The FDNY's plan to start charging drivers who get into accidents is, how do we say this, not so popular in the City Council. Yesterday Fire Commissioner Salvatore Cassano went before the council at a budget hearing and was, pardon us, raked over the coals for the plan. Councilman Vincent Ignizio (R-S.I.) was particularly incensed over the idea calling it an accident tax that he hoped would be "dead on arrival."
Cassano doesn't seem to be too thrilled with the prospect but, well, he has to balance his budget and right now the cash-strapped department needs to cut $22.9 million. The plan to charge drivers, starting in July, $490 for crashes or fires with injuries, $365 for crashes without injures and $415 for car fires with no injuries would, in theory, cover $1 million of that deficit.
In the meantime, Peter Vallone (D-Queens) has introduced a bill that would ban fees like the ones planned, which is interesting since the FDNY initially went with the fee system since it wouldn't require Council approval.
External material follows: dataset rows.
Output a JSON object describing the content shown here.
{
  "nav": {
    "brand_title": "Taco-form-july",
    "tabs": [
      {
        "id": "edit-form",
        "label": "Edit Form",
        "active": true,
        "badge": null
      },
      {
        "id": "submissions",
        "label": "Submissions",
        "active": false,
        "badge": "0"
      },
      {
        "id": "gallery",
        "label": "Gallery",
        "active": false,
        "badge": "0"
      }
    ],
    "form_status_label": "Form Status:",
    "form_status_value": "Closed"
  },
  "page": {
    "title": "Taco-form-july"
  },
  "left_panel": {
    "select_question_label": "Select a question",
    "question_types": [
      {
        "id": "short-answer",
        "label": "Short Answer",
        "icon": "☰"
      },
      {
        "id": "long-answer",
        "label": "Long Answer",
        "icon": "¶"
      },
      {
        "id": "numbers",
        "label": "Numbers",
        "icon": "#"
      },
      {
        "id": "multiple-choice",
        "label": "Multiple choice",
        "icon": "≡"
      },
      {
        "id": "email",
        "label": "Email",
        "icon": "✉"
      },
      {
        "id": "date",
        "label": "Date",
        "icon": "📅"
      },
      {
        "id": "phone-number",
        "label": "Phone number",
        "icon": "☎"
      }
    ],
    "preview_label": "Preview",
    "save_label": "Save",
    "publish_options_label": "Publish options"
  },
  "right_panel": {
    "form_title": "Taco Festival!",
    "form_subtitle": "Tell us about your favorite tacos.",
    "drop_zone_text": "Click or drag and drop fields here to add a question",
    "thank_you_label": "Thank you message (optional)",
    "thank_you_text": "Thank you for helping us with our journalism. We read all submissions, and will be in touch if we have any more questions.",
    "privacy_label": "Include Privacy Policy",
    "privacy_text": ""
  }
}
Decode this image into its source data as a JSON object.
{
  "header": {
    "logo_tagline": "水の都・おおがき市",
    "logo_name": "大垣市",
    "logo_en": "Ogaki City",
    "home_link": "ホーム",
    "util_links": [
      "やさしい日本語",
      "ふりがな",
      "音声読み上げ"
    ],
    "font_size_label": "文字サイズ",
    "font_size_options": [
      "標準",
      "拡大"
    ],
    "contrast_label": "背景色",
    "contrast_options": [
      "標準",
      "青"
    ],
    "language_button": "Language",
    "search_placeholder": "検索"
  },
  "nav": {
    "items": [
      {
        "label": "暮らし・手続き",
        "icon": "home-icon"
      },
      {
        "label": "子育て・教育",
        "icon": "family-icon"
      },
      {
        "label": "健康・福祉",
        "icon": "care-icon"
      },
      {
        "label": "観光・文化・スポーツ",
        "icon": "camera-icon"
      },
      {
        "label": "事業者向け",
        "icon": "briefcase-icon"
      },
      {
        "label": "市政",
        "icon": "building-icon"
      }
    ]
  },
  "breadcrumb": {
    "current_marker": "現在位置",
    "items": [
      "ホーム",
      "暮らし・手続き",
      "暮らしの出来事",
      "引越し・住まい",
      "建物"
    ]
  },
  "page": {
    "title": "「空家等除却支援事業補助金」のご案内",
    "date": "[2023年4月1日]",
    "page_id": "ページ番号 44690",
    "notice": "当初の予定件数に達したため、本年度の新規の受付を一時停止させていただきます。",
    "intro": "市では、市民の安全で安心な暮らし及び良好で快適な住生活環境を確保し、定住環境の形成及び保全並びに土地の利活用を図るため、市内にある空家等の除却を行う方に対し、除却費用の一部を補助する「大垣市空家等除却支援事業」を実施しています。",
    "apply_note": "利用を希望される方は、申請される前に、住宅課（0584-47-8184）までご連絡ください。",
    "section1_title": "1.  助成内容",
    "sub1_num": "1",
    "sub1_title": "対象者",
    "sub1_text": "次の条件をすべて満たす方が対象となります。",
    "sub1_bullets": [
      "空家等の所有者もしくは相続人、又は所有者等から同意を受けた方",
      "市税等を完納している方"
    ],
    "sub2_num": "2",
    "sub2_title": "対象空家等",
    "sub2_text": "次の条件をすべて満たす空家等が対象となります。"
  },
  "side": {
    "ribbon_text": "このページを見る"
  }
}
Though the FDNY argues that these fees are becoming more common around the nation, council members counter that the places that charge for accidents don't also have income taxes like we do.
And the insurance companies that the FDNY says will likely be footing most of these bills anyway? Yeah, they aren't so much interested in that.
Meanwhile, other ways the department is looking to save money aren't really popular either. A plan to close 20 fire companies over night in order to save $15 million, in particular. The News quotes Cassano as saying "I'll consider any revenue-generating proposals before I close a fire company." Mmhmm. Also, considering 70% of of fire fatalities occur at night, which Cassano acknowledges, doesn't closing those companies at night seem a little, uh, risky?